REQUIRED ACTION
The answer must be the full listing, retyped exactly.
+++ RECORDS TO USE
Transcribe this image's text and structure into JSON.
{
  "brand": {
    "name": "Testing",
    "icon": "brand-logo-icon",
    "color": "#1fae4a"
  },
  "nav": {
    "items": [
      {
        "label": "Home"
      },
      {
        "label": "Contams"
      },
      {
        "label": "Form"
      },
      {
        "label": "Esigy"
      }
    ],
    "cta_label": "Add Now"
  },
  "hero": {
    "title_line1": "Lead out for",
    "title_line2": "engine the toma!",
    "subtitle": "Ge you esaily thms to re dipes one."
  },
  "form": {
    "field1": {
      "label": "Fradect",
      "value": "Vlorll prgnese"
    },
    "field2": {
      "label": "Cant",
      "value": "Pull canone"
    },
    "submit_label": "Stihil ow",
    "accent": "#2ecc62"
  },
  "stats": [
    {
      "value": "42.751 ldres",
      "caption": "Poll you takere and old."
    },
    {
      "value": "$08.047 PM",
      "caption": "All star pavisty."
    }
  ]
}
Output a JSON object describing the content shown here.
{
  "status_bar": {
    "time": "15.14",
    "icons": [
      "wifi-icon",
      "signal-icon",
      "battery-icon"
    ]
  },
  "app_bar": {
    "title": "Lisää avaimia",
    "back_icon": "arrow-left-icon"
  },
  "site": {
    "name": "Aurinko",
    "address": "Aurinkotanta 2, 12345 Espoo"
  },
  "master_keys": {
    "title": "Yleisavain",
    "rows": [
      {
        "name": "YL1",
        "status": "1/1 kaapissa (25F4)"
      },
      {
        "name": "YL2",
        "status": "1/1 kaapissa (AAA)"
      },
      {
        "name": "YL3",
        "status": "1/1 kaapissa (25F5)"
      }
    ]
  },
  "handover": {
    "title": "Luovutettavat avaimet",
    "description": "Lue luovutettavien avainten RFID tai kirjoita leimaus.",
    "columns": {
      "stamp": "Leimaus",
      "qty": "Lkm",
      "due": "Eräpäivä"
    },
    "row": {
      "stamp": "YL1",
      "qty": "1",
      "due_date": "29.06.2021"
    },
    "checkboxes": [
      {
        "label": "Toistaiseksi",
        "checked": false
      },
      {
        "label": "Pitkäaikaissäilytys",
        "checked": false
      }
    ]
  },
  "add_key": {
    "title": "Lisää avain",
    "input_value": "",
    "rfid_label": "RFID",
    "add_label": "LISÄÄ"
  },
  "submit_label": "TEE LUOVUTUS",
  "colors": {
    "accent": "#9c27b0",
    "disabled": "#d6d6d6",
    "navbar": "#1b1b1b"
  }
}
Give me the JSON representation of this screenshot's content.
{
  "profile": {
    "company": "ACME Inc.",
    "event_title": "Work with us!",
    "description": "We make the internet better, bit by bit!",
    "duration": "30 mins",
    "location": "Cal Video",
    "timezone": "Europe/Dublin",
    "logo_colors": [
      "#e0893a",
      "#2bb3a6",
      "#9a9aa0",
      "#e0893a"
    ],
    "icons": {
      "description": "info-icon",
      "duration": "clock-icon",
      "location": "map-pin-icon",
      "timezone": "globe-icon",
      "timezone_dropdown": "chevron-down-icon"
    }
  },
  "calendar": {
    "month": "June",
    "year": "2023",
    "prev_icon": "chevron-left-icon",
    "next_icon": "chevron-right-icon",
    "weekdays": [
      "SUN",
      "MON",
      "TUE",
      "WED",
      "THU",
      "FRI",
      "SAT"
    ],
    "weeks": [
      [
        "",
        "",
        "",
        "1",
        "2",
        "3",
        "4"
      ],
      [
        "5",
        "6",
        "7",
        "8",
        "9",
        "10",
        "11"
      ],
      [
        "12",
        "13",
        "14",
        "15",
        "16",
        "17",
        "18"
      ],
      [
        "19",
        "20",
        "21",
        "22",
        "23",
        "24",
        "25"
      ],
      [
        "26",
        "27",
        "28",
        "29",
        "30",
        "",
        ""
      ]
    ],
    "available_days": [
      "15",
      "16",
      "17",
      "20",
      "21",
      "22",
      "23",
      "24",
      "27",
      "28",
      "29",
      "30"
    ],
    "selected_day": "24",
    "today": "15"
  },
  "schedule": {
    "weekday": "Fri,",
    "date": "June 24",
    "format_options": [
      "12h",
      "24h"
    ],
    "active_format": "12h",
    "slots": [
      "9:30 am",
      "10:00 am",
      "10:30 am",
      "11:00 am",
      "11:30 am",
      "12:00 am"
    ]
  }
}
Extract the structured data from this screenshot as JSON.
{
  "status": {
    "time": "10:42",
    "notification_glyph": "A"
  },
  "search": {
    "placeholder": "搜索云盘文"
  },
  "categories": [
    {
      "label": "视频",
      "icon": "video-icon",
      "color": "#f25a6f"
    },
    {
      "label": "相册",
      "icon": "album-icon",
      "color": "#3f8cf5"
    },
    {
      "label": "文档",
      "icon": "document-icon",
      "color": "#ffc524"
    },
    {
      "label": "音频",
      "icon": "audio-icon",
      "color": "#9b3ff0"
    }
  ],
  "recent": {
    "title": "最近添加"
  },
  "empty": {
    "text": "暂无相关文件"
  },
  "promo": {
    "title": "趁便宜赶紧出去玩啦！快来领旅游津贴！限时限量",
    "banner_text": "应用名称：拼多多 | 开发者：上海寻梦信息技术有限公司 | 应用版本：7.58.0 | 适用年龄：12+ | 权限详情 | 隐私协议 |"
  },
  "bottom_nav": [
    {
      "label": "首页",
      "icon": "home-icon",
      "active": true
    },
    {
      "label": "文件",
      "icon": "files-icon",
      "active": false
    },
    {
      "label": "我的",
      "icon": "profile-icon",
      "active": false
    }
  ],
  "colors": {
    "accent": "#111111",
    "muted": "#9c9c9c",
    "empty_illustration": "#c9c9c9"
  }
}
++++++
EXERCISE SOLUTION
Transcribe this image's text and structure into JSON.
{
  "brand": {
    "name": "Testing",
    "icon": "brand-logo-icon",
    "color": "#1fae4a"
  },
  "nav": {
    "items": [
      {
        "label": "Home"
      },
      {
        "label": "Contams"
      },
      {
        "label": "Form"
      },
      {
        "label": "Esigy"
      }
    ],
    "cta_label": "Add Now"
  },
  "hero": {
    "title_line1": "Lead out for",
    "title_line2": "engine the toma!",
    "subtitle": "Ge you esaily thms to re dipes one."
  },
  "form": {
    "field1": {
      "label": "Fradect",
      "value": "Vlorll prgnese"
    },
    "field2": {
      "label": "Cant",
      "value": "Pull canone"
    },
    "submit_label": "Stihil ow",
    "accent": "#2ecc62"
  },
  "stats": [
    {
      "value": "42.751 ldres",
      "caption": "Poll you takere and old."
    },
    {
      "value": "$08.047 PM",
      "caption": "All star pavisty."
    }
  ]
}
Output a JSON object describing the content shown here.
{
  "status_bar": {
    "time": "15.14",
    "icons": [
      "wifi-icon",
      "signal-icon",
      "battery-icon"
    ]
  },
  "app_bar": {
    "title": "Lisää avaimia",
    "back_icon": "arrow-left-icon"
  },
  "site": {
    "name": "Aurinko",
    "address": "Aurinkotanta 2, 12345 Espoo"
  },
  "master_keys": {
    "title": "Yleisavain",
    "rows": [
      {
        "name": "YL1",
        "status": "1/1 kaapissa (25F4)"
      },
      {
        "name": "YL2",
        "status": "1/1 kaapissa (AAA)"
      },
      {
        "name": "YL3",
        "status": "1/1 kaapissa (25F5)"
      }
    ]
  },
  "handover": {
    "title": "Luovutettavat avaimet",
    "description": "Lue luovutettavien avainten RFID tai kirjoita leimaus.",
    "columns": {
      "stamp": "Leimaus",
      "qty": "Lkm",
      "due": "Eräpäivä"
    },
    "row": {
      "stamp": "YL1",
      "qty": "1",
      "due_date": "29.06.2021"
    },
    "checkboxes": [
      {
        "label": "Toistaiseksi",
        "checked": false
      },
      {
        "label": "Pitkäaikaissäilytys",
        "checked": false
      }
    ]
  },
  "add_key": {
    "title": "Lisää avain",
    "input_value": "",
    "rfid_label": "RFID",
    "add_label": "LISÄÄ"
  },
  "submit_label": "TEE LUOVUTUS",
  "colors": {
    "accent": "#9c27b0",
    "disabled": "#d6d6d6",
    "navbar": "#1b1b1b"
  }
}
Give me the JSON representation of this screenshot's content.
{
  "profile": {
    "company": "ACME Inc.",
    "event_title": "Work with us!",
    "description": "We make the internet better, bit by bit!",
    "duration": "30 mins",
    "location": "Cal Video",
    "timezone": "Europe/Dublin",
    "logo_colors": [
      "#e0893a",
      "#2bb3a6",
      "#9a9aa0",
      "#e0893a"
    ],
    "icons": {
      "description": "info-icon",
      "duration": "clock-icon",
      "location": "map-pin-icon",
      "timezone": "globe-icon",
      "timezone_dropdown": "chevron-down-icon"
    }
  },
  "calendar": {
    "month": "June",
    "year": "2023",
    "prev_icon": "chevron-left-icon",
    "next_icon": "chevron-right-icon",
    "weekdays": [
      "SUN",
      "MON",
      "TUE",
      "WED",
      "THU",
      "FRI",
      "SAT"
    ],
    "weeks": [
      [
        "",
        "",
        "",
        "1",
        "2",
        "3",
        "4"
      ],
      [
        "5",
        "6",
        "7",
        "8",
        "9",
        "10",
        "11"
      ],
      [
        "12",
        "13",
        "14",
        "15",
        "16",
        "17",
        "18"
      ],
      [
        "19",
        "20",
        "21",
        "22",
        "23",
        "24",
        "25"
      ],
      [
        "26",
        "27",
        "28",
        "29",
        "30",
        "",
        ""
      ]
    ],
    "available_days": [
      "15",
      "16",
      "17",
      "20",
      "21",
      "22",
      "23",
      "24",
      "27",
      "28",
      "29",
      "30"
    ],
    "selected_day": "24",
    "today": "15"
  },
  "schedule": {
    "weekday": "Fri,",
    "date": "June 24",
    "format_options": [
      "12h",
      "24h"
    ],
    "active_format": "12h",
    "slots": [
      "9:30 am",
      "10:00 am",
      "10:30 am",
      "11:00 am",
      "11:30 am",
      "12:00 am"
    ]
  }
}
Extract the structured data from this screenshot as JSON.
{
  "status": {
    "time": "10:42",
    "notification_glyph": "A"
  },
  "search": {
    "placeholder": "搜索云盘文"
  },
  "categories": [
    {
      "label": "视频",
      "icon": "video-icon",
      "color": "#f25a6f"
    },
    {
      "label": "相册",
      "icon": "album-icon",
      "color": "#3f8cf5"
    },
    {
      "label": "文档",
      "icon": "document-icon",
      "color": "#ffc524"
    },
    {
      "label": "音频",
      "icon": "audio-icon",
      "color": "#9b3ff0"
    }
  ],
  "recent": {
    "title": "最近添加"
  },
  "empty": {
    "text": "暂无相关文件"
  },
  "promo": {
    "title": "趁便宜赶紧出去玩啦！快来领旅游津贴！限时限量",
    "banner_text": "应用名称：拼多多 | 开发者：上海寻梦信息技术有限公司 | 应用版本：7.58.0 | 适用年龄：12+ | 权限详情 | 隐私协议 |"
  },
  "bottom_nav": [
    {
      "label": "首页",
      "icon": "home-icon",
      "active": true
    },
    {
      "label": "文件",
      "icon": "files-icon",
      "active": false
    },
    {
      "label": "我的",
      "icon": "profile-icon",
      "active": false
    }
  ],
  "colors": {
    "accent": "#111111",
    "muted": "#9c9c9c",
    "empty_illustration": "#c9c9c9"
  }
}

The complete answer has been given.